Excerpts from an interface dataset
++++++

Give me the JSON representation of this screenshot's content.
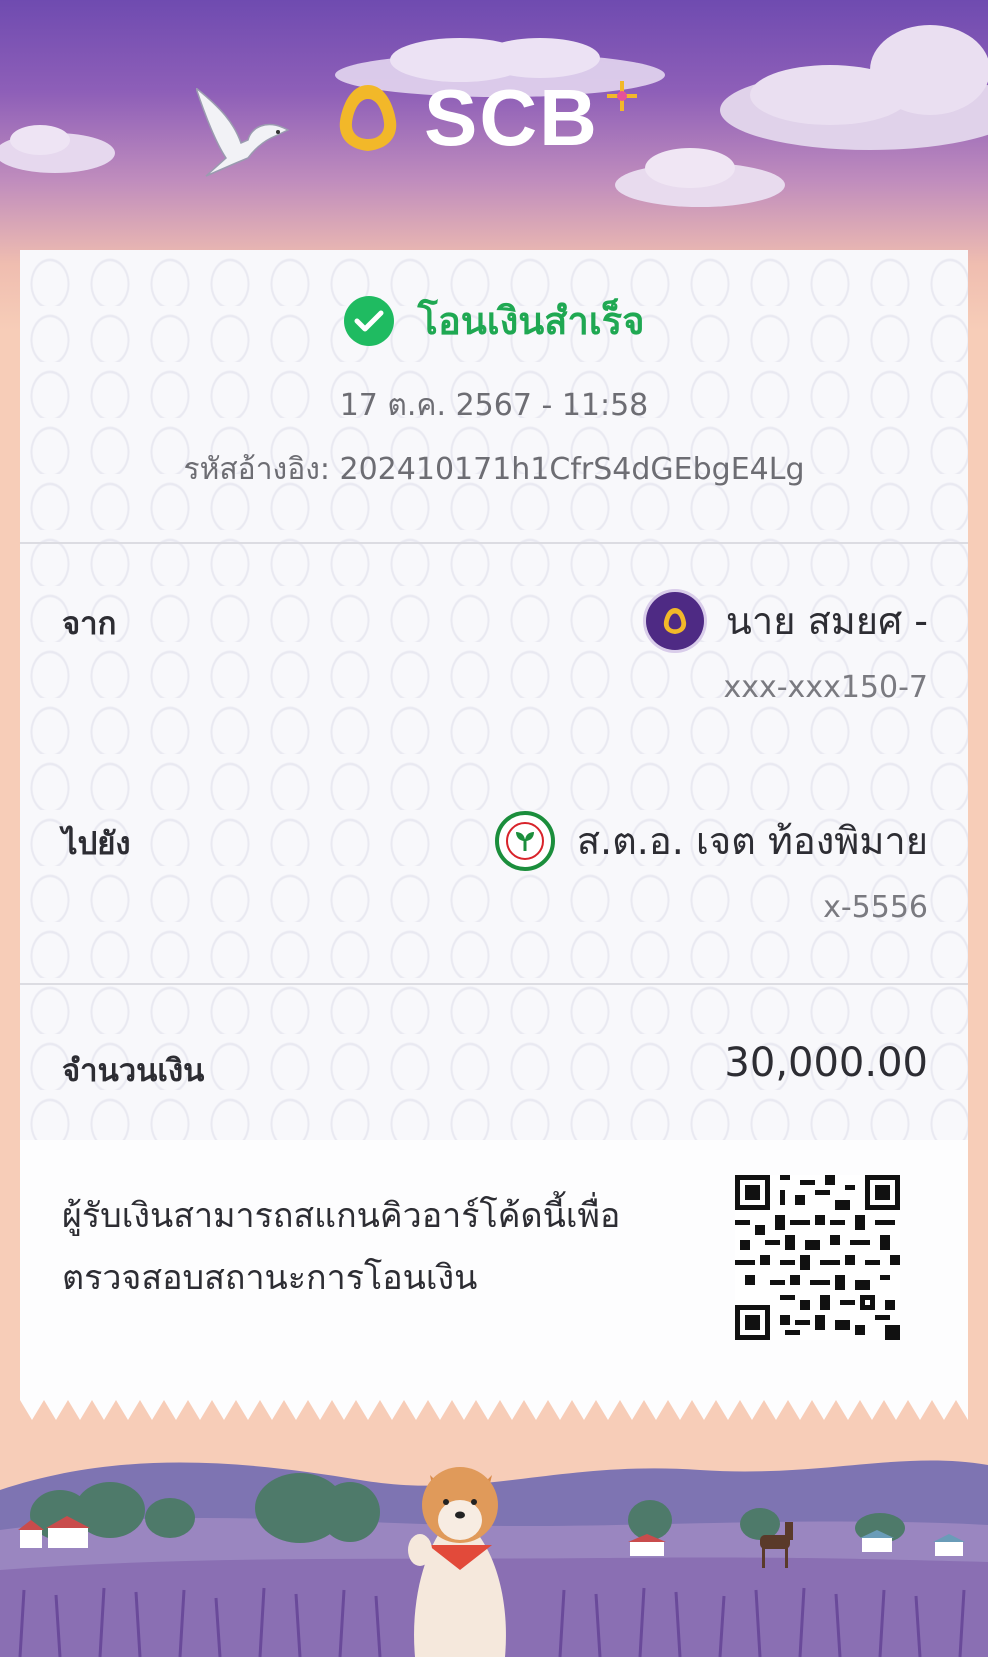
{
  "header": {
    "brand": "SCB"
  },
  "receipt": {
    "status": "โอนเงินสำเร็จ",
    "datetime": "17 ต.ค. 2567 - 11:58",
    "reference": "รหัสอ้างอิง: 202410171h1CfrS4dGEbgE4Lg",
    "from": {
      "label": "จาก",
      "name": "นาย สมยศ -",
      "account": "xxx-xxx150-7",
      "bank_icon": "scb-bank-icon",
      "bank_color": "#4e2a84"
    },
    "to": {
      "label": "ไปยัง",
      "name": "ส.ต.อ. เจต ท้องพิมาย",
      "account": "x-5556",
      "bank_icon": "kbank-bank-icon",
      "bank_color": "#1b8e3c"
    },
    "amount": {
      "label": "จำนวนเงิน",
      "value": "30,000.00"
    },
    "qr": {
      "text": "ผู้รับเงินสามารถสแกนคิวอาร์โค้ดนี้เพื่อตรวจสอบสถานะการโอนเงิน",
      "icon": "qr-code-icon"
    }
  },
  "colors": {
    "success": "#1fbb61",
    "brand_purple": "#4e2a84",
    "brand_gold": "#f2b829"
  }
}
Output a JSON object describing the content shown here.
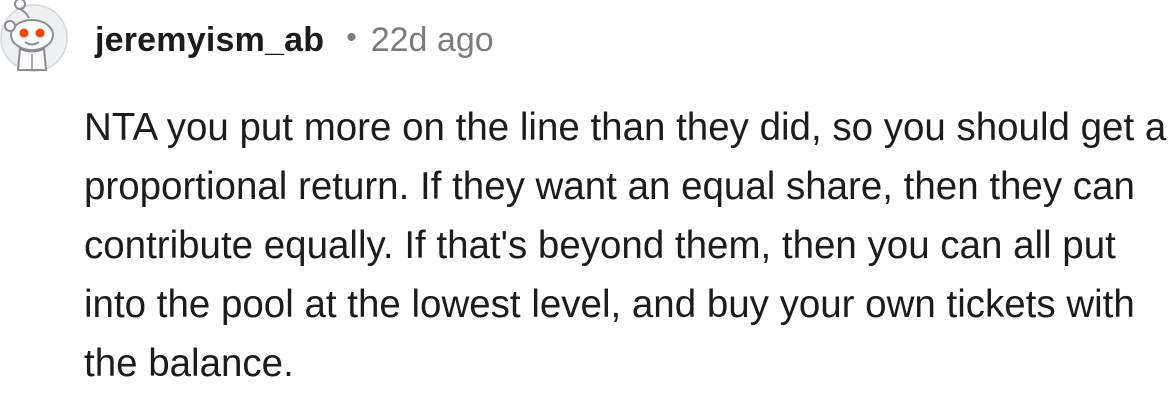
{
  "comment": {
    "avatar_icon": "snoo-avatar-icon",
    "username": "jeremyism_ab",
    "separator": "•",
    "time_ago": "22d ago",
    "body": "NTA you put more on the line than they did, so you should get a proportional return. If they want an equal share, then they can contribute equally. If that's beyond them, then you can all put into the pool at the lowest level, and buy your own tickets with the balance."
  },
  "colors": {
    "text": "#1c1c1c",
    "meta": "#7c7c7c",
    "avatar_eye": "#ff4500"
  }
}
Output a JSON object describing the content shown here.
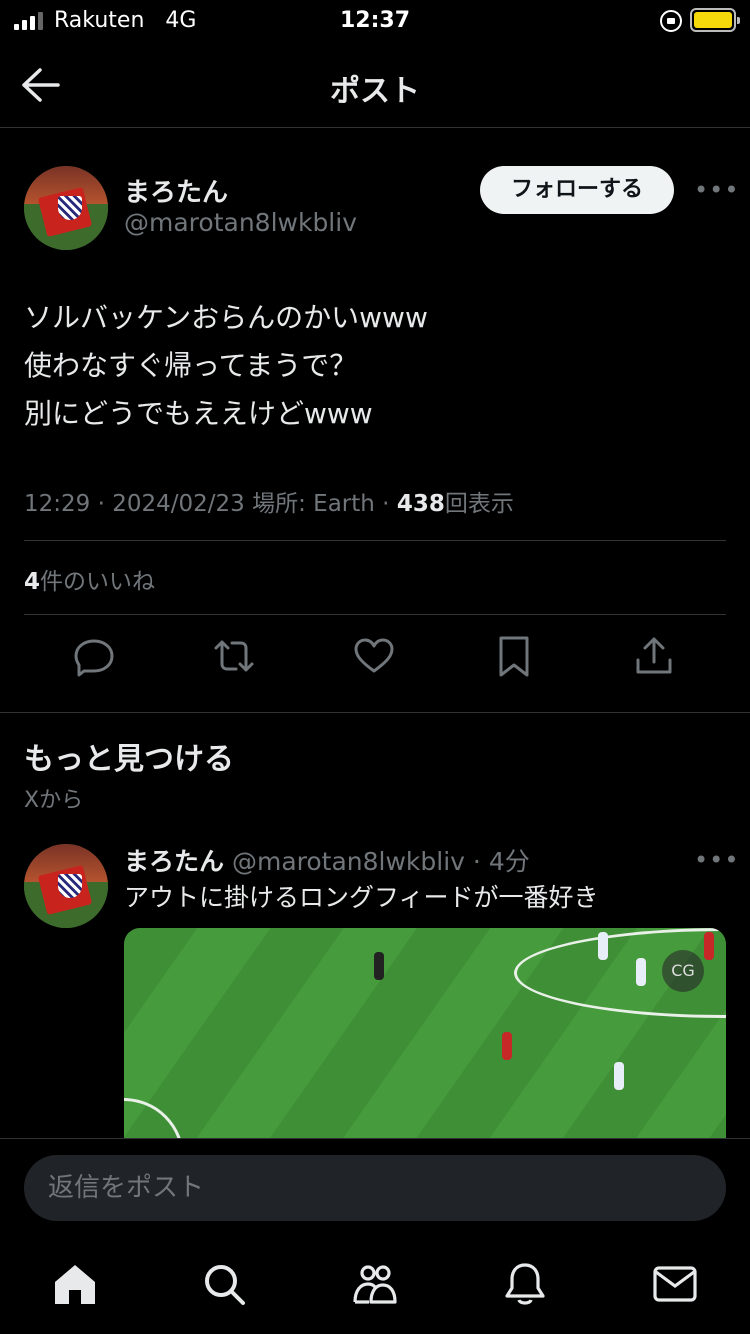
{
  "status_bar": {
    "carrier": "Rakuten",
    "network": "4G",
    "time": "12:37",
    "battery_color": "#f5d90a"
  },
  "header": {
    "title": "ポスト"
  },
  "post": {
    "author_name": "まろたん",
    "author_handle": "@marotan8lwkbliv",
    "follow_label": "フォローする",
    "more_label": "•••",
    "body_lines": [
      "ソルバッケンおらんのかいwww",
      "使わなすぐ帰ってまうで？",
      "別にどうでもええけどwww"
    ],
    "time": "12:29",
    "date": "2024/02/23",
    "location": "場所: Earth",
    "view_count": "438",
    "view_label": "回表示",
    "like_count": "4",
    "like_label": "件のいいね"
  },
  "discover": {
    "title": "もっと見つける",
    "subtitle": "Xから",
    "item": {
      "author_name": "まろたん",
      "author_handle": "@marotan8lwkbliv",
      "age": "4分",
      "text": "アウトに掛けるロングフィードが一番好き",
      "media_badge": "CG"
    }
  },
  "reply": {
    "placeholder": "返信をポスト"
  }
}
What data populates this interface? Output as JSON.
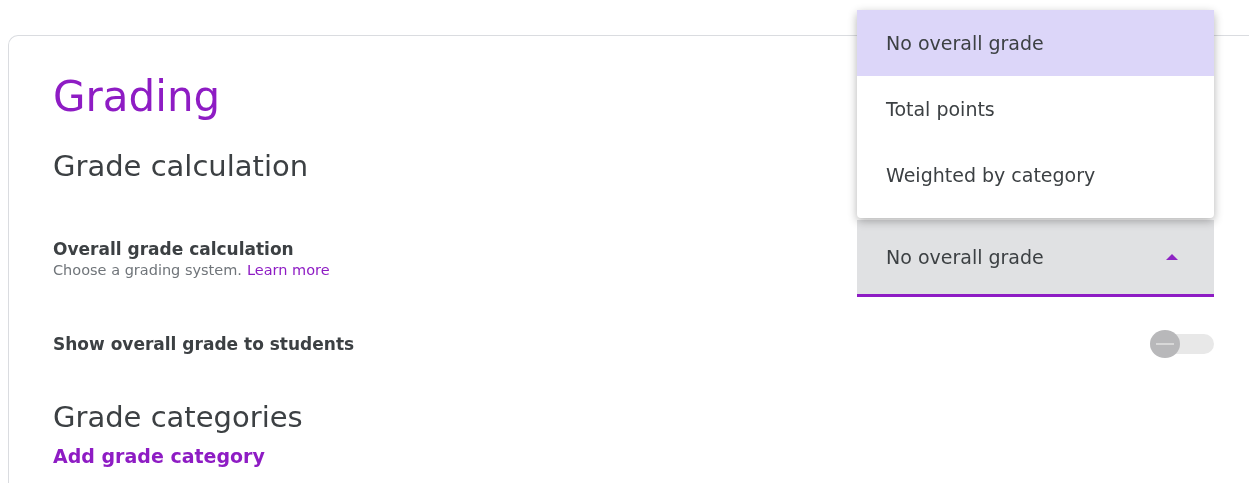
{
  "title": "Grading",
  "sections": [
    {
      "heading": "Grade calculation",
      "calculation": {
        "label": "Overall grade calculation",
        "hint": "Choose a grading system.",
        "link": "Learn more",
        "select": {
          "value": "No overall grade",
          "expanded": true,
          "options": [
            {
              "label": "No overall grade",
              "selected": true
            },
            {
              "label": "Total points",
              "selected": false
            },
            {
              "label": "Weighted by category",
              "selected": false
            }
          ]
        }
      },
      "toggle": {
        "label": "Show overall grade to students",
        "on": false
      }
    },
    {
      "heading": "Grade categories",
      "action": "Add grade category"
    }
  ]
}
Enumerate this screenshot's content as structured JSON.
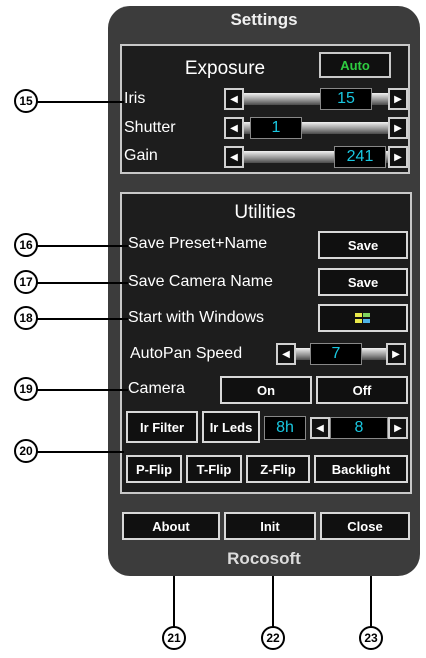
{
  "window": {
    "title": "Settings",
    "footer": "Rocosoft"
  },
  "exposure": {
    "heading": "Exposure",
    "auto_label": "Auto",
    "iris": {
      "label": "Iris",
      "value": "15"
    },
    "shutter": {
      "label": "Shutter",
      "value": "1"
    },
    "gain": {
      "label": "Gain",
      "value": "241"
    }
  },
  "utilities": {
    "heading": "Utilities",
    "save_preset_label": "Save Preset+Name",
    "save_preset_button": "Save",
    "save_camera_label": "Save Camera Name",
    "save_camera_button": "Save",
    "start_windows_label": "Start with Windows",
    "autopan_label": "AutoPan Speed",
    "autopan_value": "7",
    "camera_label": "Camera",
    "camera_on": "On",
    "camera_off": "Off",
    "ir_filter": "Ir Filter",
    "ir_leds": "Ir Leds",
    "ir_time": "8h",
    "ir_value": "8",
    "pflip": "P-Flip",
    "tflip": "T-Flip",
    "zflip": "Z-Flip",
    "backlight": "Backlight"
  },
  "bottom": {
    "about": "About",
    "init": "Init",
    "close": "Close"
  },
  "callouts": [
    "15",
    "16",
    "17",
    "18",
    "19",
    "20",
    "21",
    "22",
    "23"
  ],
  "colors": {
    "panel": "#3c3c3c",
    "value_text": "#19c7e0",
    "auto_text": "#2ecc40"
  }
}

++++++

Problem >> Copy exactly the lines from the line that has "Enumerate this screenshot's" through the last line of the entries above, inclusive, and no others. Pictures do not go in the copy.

Answer section >>
Enumerate this screenshot's content as structured JSON.
{
  "window": {
    "title": "Settings",
    "footer": "Rocosoft"
  },
  "exposure": {
    "heading": "Exposure",
    "auto_label": "Auto",
    "iris": {
      "label": "Iris",
      "value": "15"
    },
    "shutter": {
      "label": "Shutter",
      "value": "1"
    },
    "gain": {
      "label": "Gain",
      "value": "241"
    }
  },
  "utilities": {
    "heading": "Utilities",
    "save_preset_label": "Save Preset+Name",
    "save_preset_button": "Save",
    "save_camera_label": "Save Camera Name",
    "save_camera_button": "Save",
    "start_windows_label": "Start with Windows",
    "autopan_label": "AutoPan Speed",
    "autopan_value": "7",
    "camera_label": "Camera",
    "camera_on": "On",
    "camera_off": "Off",
    "ir_filter": "Ir Filter",
    "ir_leds": "Ir Leds",
    "ir_time": "8h",
    "ir_value": "8",
    "pflip": "P-Flip",
    "tflip": "T-Flip",
    "zflip": "Z-Flip",
    "backlight": "Backlight"
  },
  "bottom": {
    "about": "About",
    "init": "Init",
    "close": "Close"
  },
  "callouts": [
    "15",
    "16",
    "17",
    "18",
    "19",
    "20",
    "21",
    "22",
    "23"
  ],
  "colors": {
    "panel": "#3c3c3c",
    "value_text": "#19c7e0",
    "auto_text": "#2ecc40"
  }
}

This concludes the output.